Work instructions
Tell how many lines below include the word "persönliche". Only the number should appear.

BEGIN Records shown

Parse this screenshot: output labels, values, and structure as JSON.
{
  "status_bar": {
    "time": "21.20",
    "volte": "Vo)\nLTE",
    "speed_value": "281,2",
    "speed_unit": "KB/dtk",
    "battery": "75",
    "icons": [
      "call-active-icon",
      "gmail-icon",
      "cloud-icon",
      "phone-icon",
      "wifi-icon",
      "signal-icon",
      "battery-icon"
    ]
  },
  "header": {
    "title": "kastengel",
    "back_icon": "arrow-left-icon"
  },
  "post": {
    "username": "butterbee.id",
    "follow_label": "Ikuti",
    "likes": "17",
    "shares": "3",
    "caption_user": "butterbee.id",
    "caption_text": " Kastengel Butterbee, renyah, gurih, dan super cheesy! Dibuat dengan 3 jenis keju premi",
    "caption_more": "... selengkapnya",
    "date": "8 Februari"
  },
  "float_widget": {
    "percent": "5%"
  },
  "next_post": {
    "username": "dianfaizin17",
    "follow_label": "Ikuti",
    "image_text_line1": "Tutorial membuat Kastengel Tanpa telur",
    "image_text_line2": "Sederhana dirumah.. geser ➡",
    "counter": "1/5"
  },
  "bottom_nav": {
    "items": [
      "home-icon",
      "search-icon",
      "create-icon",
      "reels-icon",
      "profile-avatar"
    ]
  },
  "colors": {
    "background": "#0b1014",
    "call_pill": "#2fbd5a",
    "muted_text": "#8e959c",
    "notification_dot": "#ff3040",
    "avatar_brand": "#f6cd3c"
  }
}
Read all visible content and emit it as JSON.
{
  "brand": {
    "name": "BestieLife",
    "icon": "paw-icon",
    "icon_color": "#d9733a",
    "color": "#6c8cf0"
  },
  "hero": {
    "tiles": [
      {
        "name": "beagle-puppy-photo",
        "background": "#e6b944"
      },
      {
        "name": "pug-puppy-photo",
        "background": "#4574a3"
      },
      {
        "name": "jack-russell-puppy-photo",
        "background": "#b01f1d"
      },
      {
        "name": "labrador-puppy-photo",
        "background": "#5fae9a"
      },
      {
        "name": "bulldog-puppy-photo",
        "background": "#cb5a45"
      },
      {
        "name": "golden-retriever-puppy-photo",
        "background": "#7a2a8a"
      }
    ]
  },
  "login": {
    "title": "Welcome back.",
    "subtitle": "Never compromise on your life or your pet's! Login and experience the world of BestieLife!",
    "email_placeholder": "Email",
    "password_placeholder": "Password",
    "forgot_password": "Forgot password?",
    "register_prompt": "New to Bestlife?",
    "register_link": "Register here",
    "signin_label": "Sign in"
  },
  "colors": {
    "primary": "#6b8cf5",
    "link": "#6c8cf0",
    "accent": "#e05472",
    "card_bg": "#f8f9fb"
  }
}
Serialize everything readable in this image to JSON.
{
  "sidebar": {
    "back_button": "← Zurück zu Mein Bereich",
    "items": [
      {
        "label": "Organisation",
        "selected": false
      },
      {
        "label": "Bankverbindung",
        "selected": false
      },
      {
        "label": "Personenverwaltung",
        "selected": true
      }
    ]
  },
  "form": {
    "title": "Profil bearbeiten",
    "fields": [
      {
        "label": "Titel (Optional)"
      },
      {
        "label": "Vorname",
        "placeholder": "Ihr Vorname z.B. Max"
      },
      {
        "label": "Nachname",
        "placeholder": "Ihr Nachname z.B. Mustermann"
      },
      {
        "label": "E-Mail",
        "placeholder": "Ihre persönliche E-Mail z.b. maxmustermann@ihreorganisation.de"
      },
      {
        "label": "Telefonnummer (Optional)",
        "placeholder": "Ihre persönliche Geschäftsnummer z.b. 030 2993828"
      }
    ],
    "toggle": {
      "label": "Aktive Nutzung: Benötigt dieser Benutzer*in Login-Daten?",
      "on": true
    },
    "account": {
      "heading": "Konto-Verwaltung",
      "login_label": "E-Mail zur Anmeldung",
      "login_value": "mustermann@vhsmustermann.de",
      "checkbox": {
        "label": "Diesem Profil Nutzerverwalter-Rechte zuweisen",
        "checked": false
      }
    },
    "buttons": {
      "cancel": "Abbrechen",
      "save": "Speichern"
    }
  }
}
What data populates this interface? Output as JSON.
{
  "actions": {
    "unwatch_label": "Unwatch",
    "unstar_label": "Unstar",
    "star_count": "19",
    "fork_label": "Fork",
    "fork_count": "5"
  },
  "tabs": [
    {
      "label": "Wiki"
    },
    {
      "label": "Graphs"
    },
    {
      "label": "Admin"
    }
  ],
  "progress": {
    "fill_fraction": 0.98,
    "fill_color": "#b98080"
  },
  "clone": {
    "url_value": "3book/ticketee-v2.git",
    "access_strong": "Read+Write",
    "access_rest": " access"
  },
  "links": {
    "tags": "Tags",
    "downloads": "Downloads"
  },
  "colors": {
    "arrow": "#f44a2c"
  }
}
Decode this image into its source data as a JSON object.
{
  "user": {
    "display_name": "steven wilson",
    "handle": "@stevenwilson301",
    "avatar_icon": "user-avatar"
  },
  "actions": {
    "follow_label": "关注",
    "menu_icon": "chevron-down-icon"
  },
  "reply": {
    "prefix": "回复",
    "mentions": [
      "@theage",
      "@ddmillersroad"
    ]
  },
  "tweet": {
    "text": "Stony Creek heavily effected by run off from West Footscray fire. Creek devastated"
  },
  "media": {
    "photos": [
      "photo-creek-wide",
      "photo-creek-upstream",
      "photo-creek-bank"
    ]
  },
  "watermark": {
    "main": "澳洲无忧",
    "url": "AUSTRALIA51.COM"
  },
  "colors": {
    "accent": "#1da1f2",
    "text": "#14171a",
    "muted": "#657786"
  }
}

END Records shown

Your solution
2